The Xinjiang white paper sets out the goals and ambitions of daily counter-extremism courses in the so-called (re)training centers: “By learning national laws and regulations, ethnic policies and religious knowledge, trainees can realize that religious extremism totally deviates from religious doctrines,” where ‘attendees’ can “understand the essence and harm of terrorism and extremism and finally get rid of their control and influence.”

The Chinese equipment manufacturers supplying the technologies that power the surveillance programs in Xinjiang widely export those same technologies. That hasn’t changed. As I’ve written about before, it’s a fundamental focus of the surveillance state Beijing has in place, subsidizing exports whilst operating a closed domestic market. And Xinjiang is a frightening shop window for this – with the dollars generated through those exports driving the R&D that powers those dystopian systems.

Last week, Shohrat Zakir the governor of Xinjiang, spoke to Sky News and denied that the training centers are ‘concentration camps’, saying that “some foreign voices talking about Xinjiang, they have said that Xinjiang has ‘concentration camps’, or ‘education camps’, and so on. These statements are made up, they are lies and they are very ridiculous.”

As the world reels from the attack in Christchurch, China’s white paper with its claims that “terrorism and extremism promote zero tolerance among different religions, cultures and societies… challenging the justice and dignity of humans, destroying peace and security and severely harm human rights and sustainable development,” inevitably strike a chord.

China’s approach, though, would still cut to the heart of human rights – even if you believed that the 13,000 people the authorities claim to have arrested were really terrorists.

[The headline of this post has been changed since it was first published.]


This article was written by Zak Doffman from Forbes and was legally licensed through the NewsCred publisher network.
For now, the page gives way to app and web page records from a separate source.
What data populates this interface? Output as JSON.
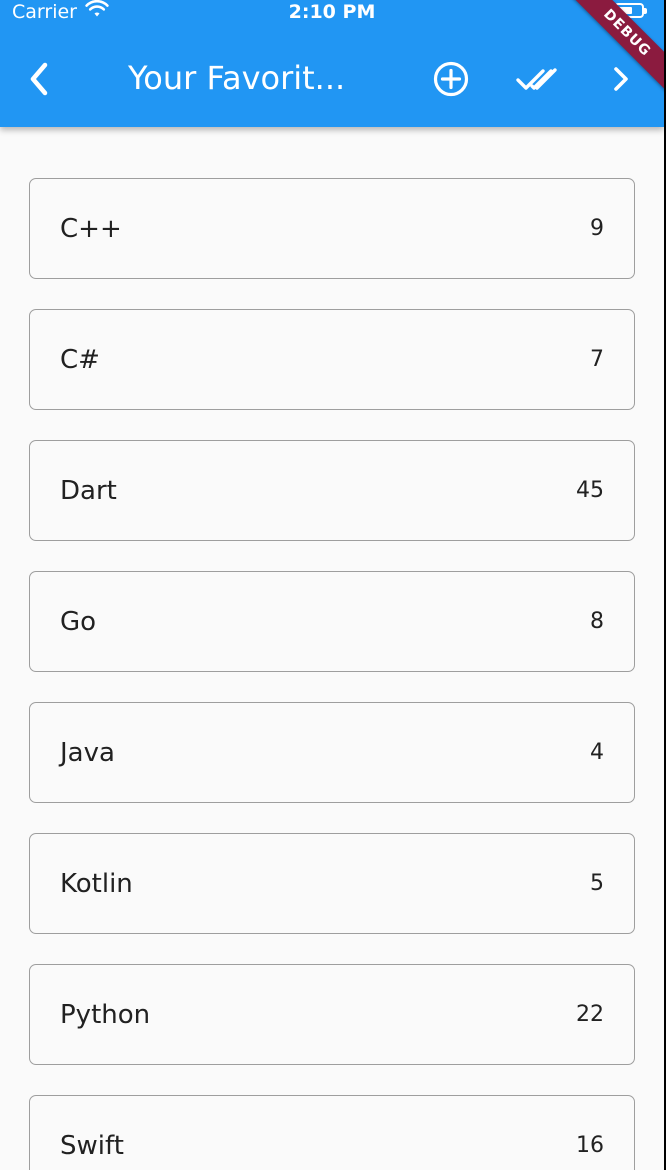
{
  "status_bar": {
    "carrier": "Carrier",
    "time": "2:10 PM",
    "wifi_icon": "wifi-icon",
    "battery_icon": "battery-icon"
  },
  "app_bar": {
    "title": "Your Favorit...",
    "background": "#2196f3",
    "back_icon": "chevron-left-icon",
    "actions": [
      "add-circle-icon",
      "done-all-icon",
      "chevron-right-icon"
    ]
  },
  "debug_banner": "DEBUG",
  "languages": [
    {
      "name": "C++",
      "count": "9"
    },
    {
      "name": "C#",
      "count": "7"
    },
    {
      "name": "Dart",
      "count": "45"
    },
    {
      "name": "Go",
      "count": "8"
    },
    {
      "name": "Java",
      "count": "4"
    },
    {
      "name": "Kotlin",
      "count": "5"
    },
    {
      "name": "Python",
      "count": "22"
    },
    {
      "name": "Swift",
      "count": "16"
    }
  ]
}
Please direct all licensing questions to



Learn From The Leader

American Military University (AMU) is proud to be the #1 provider of higher education to the U.S. military, based on FY 2018 DoD tuition assistance data, as reported by Military Times, 2019. At AMU, you’ll find instructors who are former leaders in the military, national security, and the public sector who bring their field-tested skills and strategies into the online classroom. And we work to keep our curriculum and content relevant to help you stay ahead of industry trends. Join the 64,000 U.S. military men and women earning degrees at American Military University.

Request Information

Please complete this form and we’ll contact you with more information about APU. All fields except phone are required.

Validation message here
Validation message here
Validation message here
Validation message here
Validation message here
Validation message here
Validation message here
Validation message here
Validation message here
Ready to apply? Start your application today.

We value your privacy.

By submitting this form, you agree to receive emails, texts, and phone calls and messages from American Public University System, Inc. which includes American Military University (AMU) and American Public University (APU), its affiliates, and representatives. I understand that this consent is not a condition of enrollment or purchase.

You may withdraw your consent at any time. Please refer to our privacy policy, terms, or contact us for more details.